In Godot, _ready() is called when the Node is, well, ready to start its set up (after all its children in the scene tree have completed their _ready() work). It’s where you do all your upfront initialization (usually), so it’s pretty important. In Godot 3, the _ready() defined in every class in your inheritance hierarchy gets called, in order, with your “local” _ready() being called last. This is different from how most function calls work, since they will call the “local” function and you have to explicitly call the super-class’s version by using .whatever().

In Godot 4, _ready() is no longer special (and instead of just using a bare . to call your super-class’s methods, you use super.) so you have to explicitly call super._ready() in your _ready() method. I actually think this is good! Consistency is great! It was just a surprise since that’s not how it worked before, and I only figured it out after some trial and error.

… And Some Other Things

There’s one other weird change that I’ve found, which I’m not as fond of. Classes in GDScript, especially in Godot 3, are a bit weird to work with as a data type themselves. It’s customary to override two particular functions, get_class() and is_class(), so that you can query what something is. They’d look something like
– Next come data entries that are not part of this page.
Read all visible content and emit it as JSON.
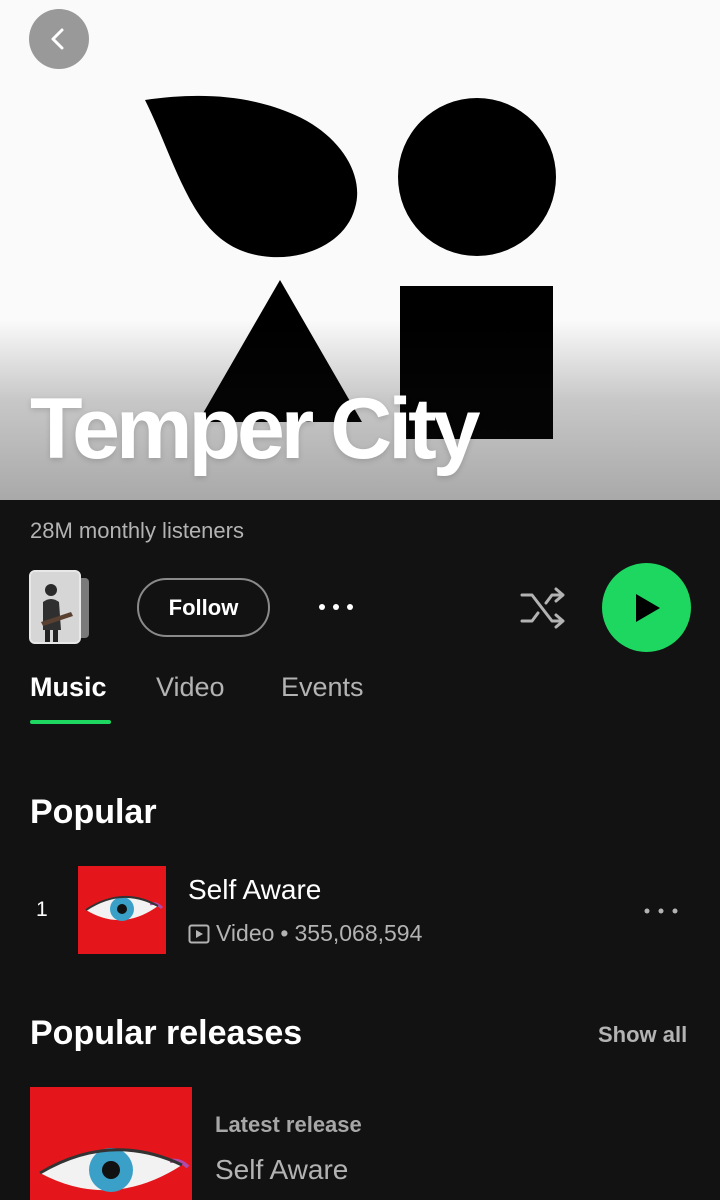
{
  "artist": {
    "name": "Temper City",
    "listeners": "28M monthly listeners"
  },
  "actions": {
    "follow_label": "Follow"
  },
  "tabs": [
    {
      "label": "Music",
      "active": true
    },
    {
      "label": "Video",
      "active": false
    },
    {
      "label": "Events",
      "active": false
    }
  ],
  "popular": {
    "title": "Popular",
    "tracks": [
      {
        "rank": "1",
        "title": "Self Aware",
        "type": "Video",
        "plays": "355,068,594"
      }
    ]
  },
  "releases": {
    "title": "Popular releases",
    "show_all_label": "Show all",
    "items": [
      {
        "label": "Latest release",
        "title": "Self Aware"
      }
    ]
  },
  "colors": {
    "accent": "#1ed760",
    "background": "#121212",
    "cover_red": "#e5161b"
  },
  "icons": [
    "back-chevron-icon",
    "more-dots-icon",
    "shuffle-icon",
    "play-icon",
    "video-icon"
  ]
}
extends Node
class_name FooBar

func get_class():
    return "FooBar"

func is_class(class_name):
    return class_name == get_class() or .is_class(class_name)

which lets you write code like if thing.is_class(TheOneIWant):, allowing for inheritance etc etc.

Well, anyway, in Godot 4 you can’t do that because get_class appears to be special now and you can’t actually override it. I’m not sure if this is intentional or a current bug! Anyway, turns out that the is keyword does what you need now anyway so there’s not really any real reason for doing all of this anymore anyway. You can just write if thing is TheOneIWant and it handles inheritance correctly.

(I actually just popped open Godot 3.5 to see if I could figure out exactly how is works in Godot 3, but for some reason I couldn’t even get my test project to run and print anything at all to the console so if it’s worked this way all along, then I guess this more a note to myself than useful to anyone else.)

UI Continues to Baffle Me

I come from a web development background, primarily in frontend development, so it’s not that UI in general is mysterious to me but it always takes me several tries to get Godot’s UI system to do what I want. I’m glad the UI system is there, it’s quite capable! I just always have to fight it. Some combination of me using it in some bone-headed ways and some interesting decisions on the part of the auto-migration has led me to having to fix a lot of my menus and such to get them looking right again. I’m using the process to try to understand the theme system a bit better and actually, you know, use that instead of having a bunch of manual overrides everywhere. So again, probably for the better! It’s just work.

The Show Goes On

I’m getting impatient to get back to actually pushing the game forward. I don’t know I’ll manage that by next Sunday, but progress is progress.

Have a great week!